  18. IRG says:

    So true, Trent. You can’t solve a problem (or grow) by using the same thinking and behavior and habits that got you stuck and/or into trouble in the first place.

    Failing to change, however, is the ultimate in self-sabotage. It’s a guarantee we’ll stay stuck and not pursue our dreams and goals.

    But creating true change is a process. Bitty steps help. Even one. Once you start, each step, no matter how small, when reinforced, will keep you moving forward towards a goal (although it may not happen as fast or as easily as you’d like). Even doing one thing starts the snowball rolling.

    We resist change because it is always easier to do what we know, even if it does not get us the results we want. Why? Fear. Fear of the unknown.

    Fear is the foundation and until you realize you have more to lose by doing the same stuff, you won’t try something new.

    When we finally realize/believe that we have more to gain and less to lose by change, we do embrace it. But most of us need a mighty kick in the pants to MOVE.

    Perhaps if we embraced trial-and-error for the sake of learning, and not just worry about the outcome (which we can never guarantee), we might find it easier to embrace change.

    As the book says: Feel the fear and do it anyway.

    Really, what do we have to lose?

    Or as a wise friend of mine says when asked to contemplate something new, different or outside their comfort zone?

    What the heck?

    Haven’t done X this way before? What the heck? Give it a try.

  19. Matt says:

    One thing I recommend for self-improvement is the 4 day win strategy from Martha Beck. It is a weight loss strategy that I’ve learned about from my girlfriend, but from listening to the audiobook with her the principles are applicable to anything where you want to change behavior. Beck is strongly against the idea that you can change your behavior by force, and that has helped a lot for my own self-improvement goals in our blunt force culture.

  20. Chelle says:

    They say the definition of insanity is to continue the same behavior and expect different results!
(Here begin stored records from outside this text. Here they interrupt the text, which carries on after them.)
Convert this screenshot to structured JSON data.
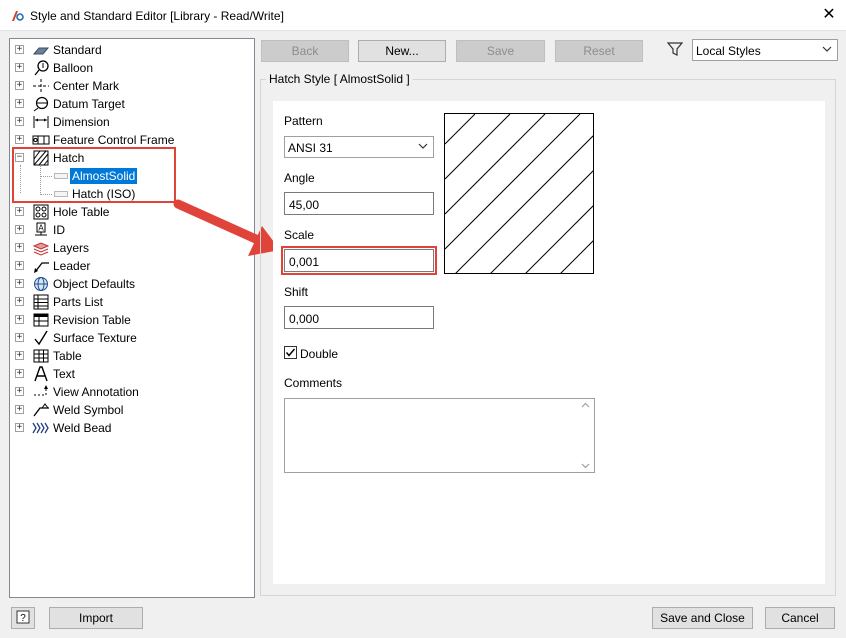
{
  "window": {
    "title": "Style and Standard Editor [Library - Read/Write]"
  },
  "tree": {
    "items": [
      {
        "label": "Standard",
        "icon": "standard-icon"
      },
      {
        "label": "Balloon",
        "icon": "balloon-icon"
      },
      {
        "label": "Center Mark",
        "icon": "center-mark-icon"
      },
      {
        "label": "Datum Target",
        "icon": "datum-target-icon"
      },
      {
        "label": "Dimension",
        "icon": "dimension-icon"
      },
      {
        "label": "Feature Control Frame",
        "icon": "feature-control-frame-icon"
      },
      {
        "label": "Hatch",
        "icon": "hatch-icon"
      },
      {
        "label": "Hole Table",
        "icon": "hole-table-icon"
      },
      {
        "label": "ID",
        "icon": "id-icon"
      },
      {
        "label": "Layers",
        "icon": "layers-icon"
      },
      {
        "label": "Leader",
        "icon": "leader-icon"
      },
      {
        "label": "Object Defaults",
        "icon": "object-defaults-icon"
      },
      {
        "label": "Parts List",
        "icon": "parts-list-icon"
      },
      {
        "label": "Revision Table",
        "icon": "revision-table-icon"
      },
      {
        "label": "Surface Texture",
        "icon": "surface-texture-icon"
      },
      {
        "label": "Table",
        "icon": "table-icon"
      },
      {
        "label": "Text",
        "icon": "text-icon"
      },
      {
        "label": "View Annotation",
        "icon": "view-annotation-icon"
      },
      {
        "label": "Weld Symbol",
        "icon": "weld-symbol-icon"
      },
      {
        "label": "Weld Bead",
        "icon": "weld-bead-icon"
      }
    ],
    "hatch_children": [
      {
        "label": "AlmostSolid",
        "selected": true
      },
      {
        "label": "Hatch (ISO)",
        "selected": false
      }
    ]
  },
  "toolbar": {
    "back_label": "Back",
    "new_label": "New...",
    "save_label": "Save",
    "reset_label": "Reset",
    "filter_value": "Local Styles"
  },
  "hatch_style": {
    "group_title": "Hatch Style [ AlmostSolid ]",
    "pattern_label": "Pattern",
    "pattern_value": "ANSI 31",
    "angle_label": "Angle",
    "angle_value": "45,00",
    "scale_label": "Scale",
    "scale_value": "0,001",
    "shift_label": "Shift",
    "shift_value": "0,000",
    "double_label": "Double",
    "double_checked": true,
    "comments_label": "Comments",
    "comments_value": ""
  },
  "footer": {
    "import_label": "Import",
    "save_close_label": "Save and Close",
    "cancel_label": "Cancel"
  },
  "colors": {
    "highlight": "#e0433a",
    "selection": "#0078d7"
  }
}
It is always good to take today and do as much with you can with it, rather than wait and months from now wonder why you didn’t do it back then.

  21. Jessica says:
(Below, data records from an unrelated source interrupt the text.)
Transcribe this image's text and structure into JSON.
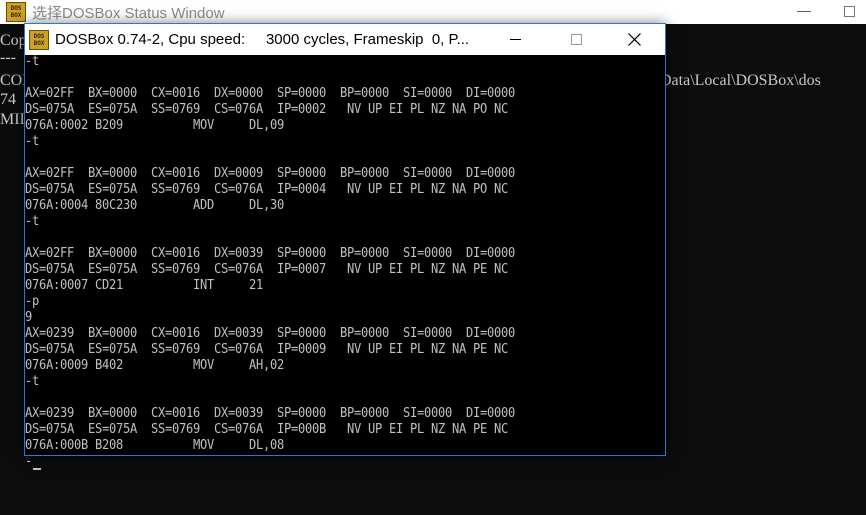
{
  "status_window": {
    "title": "选择DOSBox Status Window",
    "minimize_glyph": "—",
    "lines": [
      "Cop",
      "---",
      "COM",
      "74",
      "MII"
    ],
    "path_fragment": "Data\\Local\\DOSBox\\dos"
  },
  "dosbox": {
    "logo_top": "DOS",
    "logo_bottom": "BOX",
    "title": "DOSBox 0.74-2, Cpu speed:     3000 cycles, Frameskip  0, P...",
    "lines": [
      "-t",
      "",
      "AX=02FF  BX=0000  CX=0016  DX=0000  SP=0000  BP=0000  SI=0000  DI=0000",
      "DS=075A  ES=075A  SS=0769  CS=076A  IP=0002   NV UP EI PL NZ NA PO NC",
      "076A:0002 B209          MOV     DL,09",
      "-t",
      "",
      "AX=02FF  BX=0000  CX=0016  DX=0009  SP=0000  BP=0000  SI=0000  DI=0000",
      "DS=075A  ES=075A  SS=0769  CS=076A  IP=0004   NV UP EI PL NZ NA PO NC",
      "076A:0004 80C230        ADD     DL,30",
      "-t",
      "",
      "AX=02FF  BX=0000  CX=0016  DX=0039  SP=0000  BP=0000  SI=0000  DI=0000",
      "DS=075A  ES=075A  SS=0769  CS=076A  IP=0007   NV UP EI PL NZ NA PE NC",
      "076A:0007 CD21          INT     21",
      "-p",
      "9",
      "AX=0239  BX=0000  CX=0016  DX=0039  SP=0000  BP=0000  SI=0000  DI=0000",
      "DS=075A  ES=075A  SS=0769  CS=076A  IP=0009   NV UP EI PL NZ NA PE NC",
      "076A:0009 B402          MOV     AH,02",
      "-t",
      "",
      "AX=0239  BX=0000  CX=0016  DX=0039  SP=0000  BP=0000  SI=0000  DI=0000",
      "DS=075A  ES=075A  SS=0769  CS=076A  IP=000B   NV UP EI PL NZ NA PE NC",
      "076A:000B B208          MOV     DL,08",
      "-"
    ]
  },
  "colors": {
    "console_text": "#c0c0c0",
    "console_bg": "#000000",
    "window_border": "#2b78d0"
  }
}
    Sounds a little like the Biggest Loser tagline.
    “What have you done today to make you feel proud?”
    Same principles.

  22. In an effort to reach my long-term goals, this year I’ve started a blog, acquainted myself with coding, and brushed up on Adsense and affiliate linking. All of these things were foreign to me at the start of the year, but I’ve jumped in head first to break the inertia. Most people are afraid to leave their comfort zone.

  23. John Frainee says:

    People are allergic to change. What is it about change that stops us? It’s overwhelming. We need to take baby steps toward our goals. You’re right Trent, we get stuck in our routines. I think the solution is breaking it down into little, tiny steps. Hopefully this will get us closer to our goals than we ever have been before.

  24. I just wrote a post about breaking through that wall that keeps us from going through with these kinds of changes and I figured out the best strategy is to Just Do It.
    Sounds simple…which would be nice if it was.

  25. Andrea says:

    John C Maxwell, Brian Tracy and Larry Winget (more in your face about it) all offer great books on changing. Thinking for a Change, Change your thinking change your life, and Shut up stop whining and get a life respectively are the three i am thinking of.

    Winget compares it to needing to being uncomfortable before you make the shift. I think he is right on. You dont often make a move on the couch until you are uncomfortable.

    Same would apply to your finances.

    As soon as things start to go a little better, you have to keep challenging yourself to find that discomfort so you keep moving ahead to the next easy spot. Then the process can start all over again.

    For those of us who still drive to work, just driving a different

  26. They say, “The definition of insanity is doing the same thing over and over and expecting different results . . . “

Leave a Reply

Your email address will not be published. Required fields are marked *